All kids can be overly emotional. All kids are defiant at times. It’s part of growing up. But there are some kids whose behavior and emotional reactions fall outside the boundaries of what anyone would describe as “normal”. Mommy radar knows the difference between a normal temper tantrum or meltdown and the kind with that unhinged quality that creeps into your dreams at night, insisting, “Something’s wrong!” If the anxiety and worry gnawing through your gut are becoming impossible to ignore, it’s time to do something. Here are some tips on how to start:
Stop being embarrassed.
No matter how aggravating or confusing your child’s behavior is, trust me — you’re not alone, and you’re not the first. According to the American Psychological Association, around 15 million children and teens in the U.S. alone have some type of diagnosable mental disorder.
Start with your pediatrician, and bring proof.
Pediatric specialists see hundreds of children and have a pretty good feel for what’s normal and what’s not. However, since children with emotional/behavioral disorders often save their worst behavior for home, it can be hard to convey the seriousness and intensity of the problem. This is where your smart phone comes in. Record some of the episodes that concern you. If it’s not feasible to hold the phone to get video, set it down somewhere and just let it record audio. I remember the first time our pediatrician saw my son’s behavior. It’s not that she didn’t believe me before that, but seeing it moved us from “watch” to “act” in about 30 seconds.
Educate yourself on childhood mental health disorders.
If you’re like me, it’s hard to believe there are enough kids like yours to have books on the subject…but there are. Two really good books to start with are Kids in the Syndrome Mix and Quirky Kids. Both give good overviews of different diagnoses and advise you on what to do if you see your child in one of them.
Educate yourself on medication before you see a specialist.
I’m not a doctor or pharmacist, so I’m can’t advise you on whether you should medicate your child. I would just encourage you to be open-minded. For some reason, we balk at giving our kids psych meds when we wouldn’t hesitate to treat them for any other chronic condition. Sure, as a society, our kids are probably overmedicated. But that doesn’t mean it’s not the right choice for your child. It was for mine.

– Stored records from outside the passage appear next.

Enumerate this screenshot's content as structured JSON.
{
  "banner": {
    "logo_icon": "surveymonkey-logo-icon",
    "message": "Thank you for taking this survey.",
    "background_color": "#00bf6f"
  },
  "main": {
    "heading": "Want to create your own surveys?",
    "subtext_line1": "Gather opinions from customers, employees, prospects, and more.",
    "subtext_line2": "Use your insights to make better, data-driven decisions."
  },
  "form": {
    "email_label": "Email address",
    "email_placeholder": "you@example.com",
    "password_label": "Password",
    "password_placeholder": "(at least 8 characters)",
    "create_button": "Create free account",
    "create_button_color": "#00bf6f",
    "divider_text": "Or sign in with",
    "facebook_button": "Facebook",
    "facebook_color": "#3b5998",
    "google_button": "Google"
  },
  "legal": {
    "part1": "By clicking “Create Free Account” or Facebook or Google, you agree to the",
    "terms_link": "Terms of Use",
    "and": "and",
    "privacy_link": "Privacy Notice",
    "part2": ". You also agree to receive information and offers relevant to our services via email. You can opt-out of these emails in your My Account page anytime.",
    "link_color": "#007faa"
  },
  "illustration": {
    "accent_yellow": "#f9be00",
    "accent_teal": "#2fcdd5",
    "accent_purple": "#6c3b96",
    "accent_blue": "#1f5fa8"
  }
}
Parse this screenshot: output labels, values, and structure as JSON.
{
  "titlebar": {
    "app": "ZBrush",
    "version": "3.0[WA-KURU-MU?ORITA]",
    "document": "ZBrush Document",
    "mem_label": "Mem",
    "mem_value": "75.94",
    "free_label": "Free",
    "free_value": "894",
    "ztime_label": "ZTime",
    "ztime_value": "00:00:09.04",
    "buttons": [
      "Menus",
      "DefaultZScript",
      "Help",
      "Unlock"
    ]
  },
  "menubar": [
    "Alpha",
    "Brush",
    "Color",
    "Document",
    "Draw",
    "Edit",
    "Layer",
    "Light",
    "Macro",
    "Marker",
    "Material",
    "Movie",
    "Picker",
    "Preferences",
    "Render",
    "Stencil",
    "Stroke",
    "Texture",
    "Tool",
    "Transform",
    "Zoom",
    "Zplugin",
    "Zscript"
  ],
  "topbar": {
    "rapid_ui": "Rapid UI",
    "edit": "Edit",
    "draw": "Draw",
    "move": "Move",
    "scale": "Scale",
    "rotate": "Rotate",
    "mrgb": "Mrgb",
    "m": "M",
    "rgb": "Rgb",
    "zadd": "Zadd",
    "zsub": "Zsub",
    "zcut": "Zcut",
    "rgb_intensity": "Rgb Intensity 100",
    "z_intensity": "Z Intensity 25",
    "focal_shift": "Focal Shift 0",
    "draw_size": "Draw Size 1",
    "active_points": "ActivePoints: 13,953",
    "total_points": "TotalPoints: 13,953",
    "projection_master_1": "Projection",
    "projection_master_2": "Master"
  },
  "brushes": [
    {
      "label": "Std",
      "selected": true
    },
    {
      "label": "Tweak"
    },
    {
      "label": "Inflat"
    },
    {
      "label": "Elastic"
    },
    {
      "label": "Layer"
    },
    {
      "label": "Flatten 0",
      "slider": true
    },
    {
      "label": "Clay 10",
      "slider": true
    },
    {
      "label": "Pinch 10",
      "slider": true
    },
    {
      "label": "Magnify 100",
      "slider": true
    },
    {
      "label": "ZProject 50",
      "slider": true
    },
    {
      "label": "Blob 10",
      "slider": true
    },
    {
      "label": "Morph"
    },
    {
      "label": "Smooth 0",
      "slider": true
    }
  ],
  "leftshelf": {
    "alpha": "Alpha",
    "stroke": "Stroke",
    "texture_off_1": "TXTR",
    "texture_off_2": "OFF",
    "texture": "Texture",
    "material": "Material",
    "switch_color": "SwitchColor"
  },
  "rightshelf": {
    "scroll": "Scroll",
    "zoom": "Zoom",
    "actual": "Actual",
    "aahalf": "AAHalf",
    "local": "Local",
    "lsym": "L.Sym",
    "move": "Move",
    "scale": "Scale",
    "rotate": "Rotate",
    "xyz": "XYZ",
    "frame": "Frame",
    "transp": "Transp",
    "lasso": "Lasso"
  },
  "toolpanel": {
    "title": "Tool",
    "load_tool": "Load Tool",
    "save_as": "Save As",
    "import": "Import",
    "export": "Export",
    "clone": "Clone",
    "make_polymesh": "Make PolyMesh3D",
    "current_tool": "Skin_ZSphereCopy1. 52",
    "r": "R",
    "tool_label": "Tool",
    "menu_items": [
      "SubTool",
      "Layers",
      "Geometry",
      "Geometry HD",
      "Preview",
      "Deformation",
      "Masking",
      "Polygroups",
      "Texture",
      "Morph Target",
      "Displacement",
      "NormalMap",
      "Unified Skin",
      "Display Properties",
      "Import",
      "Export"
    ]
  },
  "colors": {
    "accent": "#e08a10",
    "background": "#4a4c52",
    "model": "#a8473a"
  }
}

If you do choose medication, be prepared for some trial and error.
You probably won’t find the right med the first time. Psych meds aren’t like antibiotics that are proven to kill a certain class of bacteria. Some work for certain kids; some don’t. Some even make things worse. Sometimes one med in a certain class works while another doesn’t. Sometimes you need to try an entirely different class of meds. And sometimes the med that works the best causes side effects you can’t live with. I encourage you to work with a psychiatrist, even if you adore your pediatrician as much as I do. It gets pretty complex, especially as you step out of the commonplace meds for ADHD and anxiety/depression.
If your psychiatrist recommends a particular medication for your child, get an explanation of what things should look like if the medication is “working”.
When you’re raising a child with an emotional/behavioral disorder, your “barometer” is miscalibrated. You don’t really know what normal is anymore. By the time we realized just how big of a problem we had, our sense of “normal” hadn’t just changed; it had moved to the other side of the world without the courtesy of leaving a forwarding address. So find out from your doctor what you should and shouldn’t see while your child is on the medication, or else you could end up in my shoes: facing a psychiatrist who’s horrified at behaviors that you’re so used to you didn’t realize they shouldn’t be happening on that med.
Never forget that nobody is more of an expert on your child than you are.
It can be such a relief to finally find help that it’s tempting just to hand it over to the expert. But you’re the parent. You have to decide whether you are comfortable with a diagnosis or course of treatment. Ironically, this is hardest when you have a good relationship with a particular doctor; once you’ve worked together and established trust, it can be hard to reject their advice. But if they’re as good as you think they are, they’ll roll with it.
Plan for pubic scenes.
It’s crucial to know how you’re going to handle the nightmare scenarios. What are you going to do if you’re at the playground and your child’s evil twin makes an appearance, yelling at you, refusing to listen, being aggressive with other kids, etc.? What will you do when your preschooler refuses to get in the car, and you can’t get him there without putting the baby down? What, if anything, will you say to people watching? These things will happen, and it’s best to plan for them before they do.
Document, document, document.
I have my “Big Book of Everything” for my son. It contains achievement test scores, report cards, results of psychological testing, communication from doctors and teachers, etc. What it doesn’t contain is a record of all the meds we’ve tried, how well they worked, what the side effects were, etc. I’d give a lot to be able to go back and correct that lapse, so track that, too.
If your child’s behavior concerns you, the most important thing to do is act. If there really is a problem, it’s not going to just disappear. Getting your child help now will save a lot of pain down the road.